A very small black hole, at least when compared with those of supermassive black holes that we are used to discussing, was discovered by a research team that analyzed a catalog of 100,000 stars called Apache Point Observatory Galactic Evolution Experiment (APOGEE). The black hole is characterized by a mass that appears to be only 3.3 times that of the Sun. The study was published in Science.

About 10,000 light-years away from us, this black hole is located in an external region of the main disk of the Milky Way and, if the dimensions were confirmed, it would be the smallest black hole ever identified, so small that it would fall into a new class. The black hole should have a diameter of only 12 miles but further observations will be necessary to confirm this data.

Researchers usually detect black holes thanks to the interception of the accretion disc, mostly composed of gas and dust, which swirls around the object.

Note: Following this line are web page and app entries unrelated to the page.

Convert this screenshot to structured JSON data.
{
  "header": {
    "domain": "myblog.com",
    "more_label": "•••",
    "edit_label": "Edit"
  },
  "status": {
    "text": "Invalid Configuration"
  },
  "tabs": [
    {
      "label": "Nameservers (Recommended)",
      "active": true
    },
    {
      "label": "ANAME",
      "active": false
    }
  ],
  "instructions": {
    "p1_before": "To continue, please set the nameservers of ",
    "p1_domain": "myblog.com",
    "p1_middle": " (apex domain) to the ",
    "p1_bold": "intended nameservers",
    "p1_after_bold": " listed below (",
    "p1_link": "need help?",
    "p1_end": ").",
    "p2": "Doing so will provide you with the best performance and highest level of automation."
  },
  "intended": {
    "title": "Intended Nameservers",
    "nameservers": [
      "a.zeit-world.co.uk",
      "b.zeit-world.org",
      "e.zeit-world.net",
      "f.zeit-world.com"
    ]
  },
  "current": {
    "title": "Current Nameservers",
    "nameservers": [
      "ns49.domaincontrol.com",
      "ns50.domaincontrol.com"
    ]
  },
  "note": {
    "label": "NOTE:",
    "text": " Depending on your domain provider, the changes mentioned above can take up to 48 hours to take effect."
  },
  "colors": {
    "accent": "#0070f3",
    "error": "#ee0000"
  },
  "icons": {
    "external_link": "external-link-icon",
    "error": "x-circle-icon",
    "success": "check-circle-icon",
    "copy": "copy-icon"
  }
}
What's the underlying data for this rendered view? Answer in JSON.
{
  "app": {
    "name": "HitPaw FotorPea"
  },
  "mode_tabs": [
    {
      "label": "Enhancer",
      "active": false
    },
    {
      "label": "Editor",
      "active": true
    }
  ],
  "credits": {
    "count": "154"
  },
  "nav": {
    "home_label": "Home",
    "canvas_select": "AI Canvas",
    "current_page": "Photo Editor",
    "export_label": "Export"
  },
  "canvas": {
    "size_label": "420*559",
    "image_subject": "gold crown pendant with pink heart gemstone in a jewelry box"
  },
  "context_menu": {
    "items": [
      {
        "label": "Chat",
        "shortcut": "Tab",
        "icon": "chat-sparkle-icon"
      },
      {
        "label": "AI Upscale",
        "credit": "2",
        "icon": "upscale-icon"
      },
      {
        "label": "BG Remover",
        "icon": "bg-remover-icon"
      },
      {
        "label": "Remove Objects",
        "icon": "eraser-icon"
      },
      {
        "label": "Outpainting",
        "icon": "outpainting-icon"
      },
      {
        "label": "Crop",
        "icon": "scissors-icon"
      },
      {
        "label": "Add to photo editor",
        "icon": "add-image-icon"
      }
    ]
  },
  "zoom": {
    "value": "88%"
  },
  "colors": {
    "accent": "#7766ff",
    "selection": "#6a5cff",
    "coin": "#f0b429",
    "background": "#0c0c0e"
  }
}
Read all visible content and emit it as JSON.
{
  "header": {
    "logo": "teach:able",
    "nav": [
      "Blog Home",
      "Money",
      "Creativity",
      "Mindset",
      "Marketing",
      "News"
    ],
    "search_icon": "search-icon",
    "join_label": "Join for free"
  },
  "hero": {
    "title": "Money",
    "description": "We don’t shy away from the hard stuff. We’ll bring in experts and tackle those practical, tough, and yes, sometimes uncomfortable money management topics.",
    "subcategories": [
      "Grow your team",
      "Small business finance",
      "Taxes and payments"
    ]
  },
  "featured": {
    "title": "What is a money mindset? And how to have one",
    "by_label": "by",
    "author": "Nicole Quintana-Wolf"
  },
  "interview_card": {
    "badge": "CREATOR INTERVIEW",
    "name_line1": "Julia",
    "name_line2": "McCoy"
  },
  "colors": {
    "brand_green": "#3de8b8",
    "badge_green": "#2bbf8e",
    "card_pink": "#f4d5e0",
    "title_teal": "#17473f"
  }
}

If there is not this disk of gas and dust, which by swirling it heats up and emits X-rays, the black hole cannot be identified unless it is part of an interacting binary system, i.e. a system consisting of a black hole and another object, for example a star, in which the first sucks material from the second.

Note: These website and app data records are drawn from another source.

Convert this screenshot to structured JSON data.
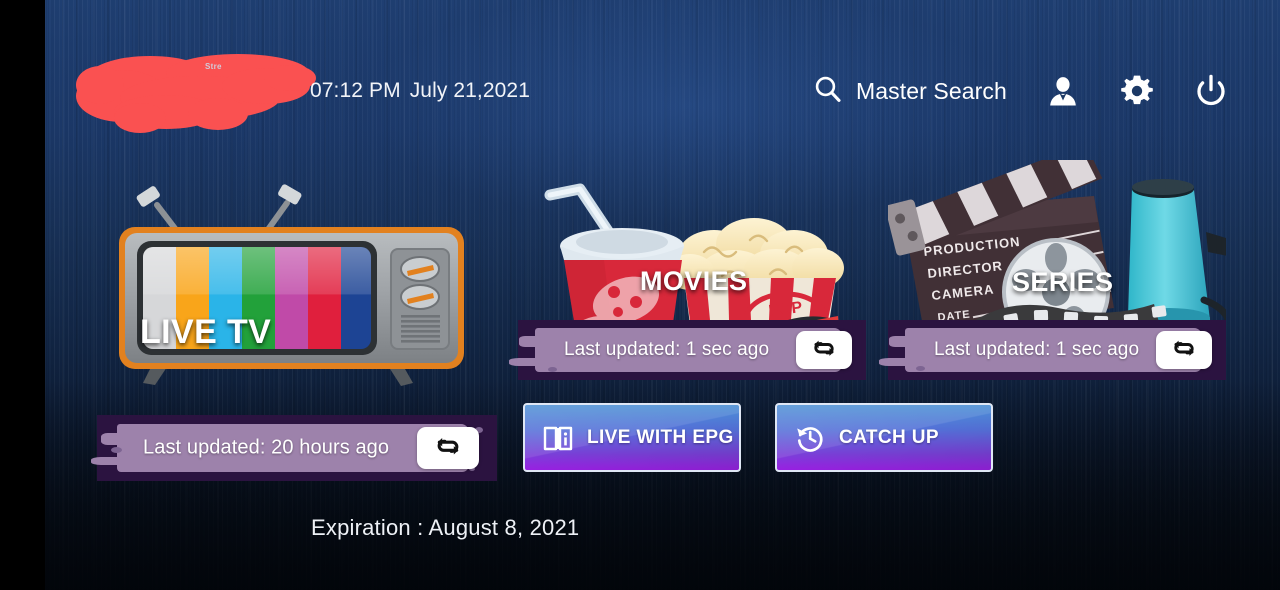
{
  "header": {
    "logo_alt": "channel-logo-redacted",
    "logo_ghost_text": "Stre",
    "time": "07:12 PM",
    "date": "July 21,2021",
    "master_search_label": "Master Search",
    "search_icon": "search-icon",
    "user_icon": "user-account-icon",
    "settings_icon": "gear-icon",
    "power_icon": "power-icon"
  },
  "tiles": {
    "live_tv": {
      "caption": "LIVE TV",
      "art": "retro-television-illustration",
      "last_updated": "Last updated: 20 hours ago",
      "refresh_icon": "repeat-refresh-icon"
    },
    "movies": {
      "caption": "MOVIES",
      "art": "popcorn-soda-3d-glasses-illustration",
      "art_text": "POP CORN",
      "last_updated": "Last updated: 1 sec ago",
      "refresh_icon": "repeat-refresh-icon"
    },
    "series": {
      "caption": "SERIES",
      "art": "clapperboard-film-reel-megaphone-illustration",
      "clapper_lines": [
        "PRODUCTION",
        "DIRECTOR",
        "CAMERA",
        "DATE"
      ],
      "last_updated": "Last updated: 1 sec ago",
      "refresh_icon": "repeat-refresh-icon"
    }
  },
  "buttons": {
    "epg": {
      "label": "LIVE WITH EPG",
      "icon": "book-info-icon"
    },
    "catch_up": {
      "label": "CATCH UP",
      "icon": "history-clock-icon"
    }
  },
  "footer": {
    "expiration": "Expiration : August 8, 2021"
  },
  "colors": {
    "bg_top": "#1f3f72",
    "bg_bottom": "#050b14",
    "bar_outer": "#2b1340",
    "bar_inner": "#9d82ab",
    "button_top": "#4a8fd4",
    "button_bottom": "#9b21e6",
    "redaction": "#fa5151"
  }
}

In this case, however, there was no disc of gas and dust and, although the black hole was part of a binary system, this seemed to be non-interacting. However, the researchers still managed to locate the black hole thanks to another feature related to the fact that this black hole is in a binary system.

Analyzing the data of the aforementioned catalog, the researchers focused on a particular binary star system, called J05215658, and they realized that one of the two stars is actually a black hole that orbits a giant star every 83 days. In this case, the researchers noticed the presence of the black hole by analyzing the light of the star, a giant star whose light seems to be “shifted.” The brightness of the star, in fact, continues to change, increases and decreases, a sign of the fact that there is something in orbit around it.

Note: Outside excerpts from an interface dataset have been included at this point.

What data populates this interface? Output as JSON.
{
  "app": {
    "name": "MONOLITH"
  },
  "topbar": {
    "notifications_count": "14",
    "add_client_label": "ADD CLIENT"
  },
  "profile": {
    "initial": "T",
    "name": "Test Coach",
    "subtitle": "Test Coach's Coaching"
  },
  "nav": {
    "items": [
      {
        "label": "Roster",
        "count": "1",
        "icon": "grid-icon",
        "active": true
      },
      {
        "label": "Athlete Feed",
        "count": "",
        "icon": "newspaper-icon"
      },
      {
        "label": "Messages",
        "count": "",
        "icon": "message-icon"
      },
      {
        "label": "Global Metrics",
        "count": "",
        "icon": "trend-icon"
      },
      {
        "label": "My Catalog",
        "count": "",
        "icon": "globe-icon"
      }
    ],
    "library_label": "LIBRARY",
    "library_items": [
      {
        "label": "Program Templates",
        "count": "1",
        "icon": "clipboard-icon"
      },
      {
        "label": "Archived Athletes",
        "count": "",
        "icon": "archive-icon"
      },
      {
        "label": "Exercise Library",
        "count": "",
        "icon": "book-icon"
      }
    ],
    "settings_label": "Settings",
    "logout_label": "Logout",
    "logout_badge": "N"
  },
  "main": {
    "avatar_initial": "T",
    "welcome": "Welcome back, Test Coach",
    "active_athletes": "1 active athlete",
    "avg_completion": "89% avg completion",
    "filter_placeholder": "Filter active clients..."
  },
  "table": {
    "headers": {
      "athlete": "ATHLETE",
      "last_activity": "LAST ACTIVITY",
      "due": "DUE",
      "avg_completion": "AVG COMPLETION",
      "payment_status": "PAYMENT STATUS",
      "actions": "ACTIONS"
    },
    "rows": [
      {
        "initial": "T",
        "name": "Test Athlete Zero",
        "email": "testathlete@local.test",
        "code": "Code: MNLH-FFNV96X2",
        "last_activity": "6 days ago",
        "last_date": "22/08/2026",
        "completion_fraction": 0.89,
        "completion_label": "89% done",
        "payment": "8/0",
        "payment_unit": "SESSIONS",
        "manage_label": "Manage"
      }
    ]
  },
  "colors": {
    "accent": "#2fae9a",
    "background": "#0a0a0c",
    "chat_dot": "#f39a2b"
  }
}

Precisely these variations indicate the presence of a binary companion which, since it does not emit any light, must be a black hole. The latter does not seem to swallow any material and has been identified only thanks to this special distorting feature of the starlight.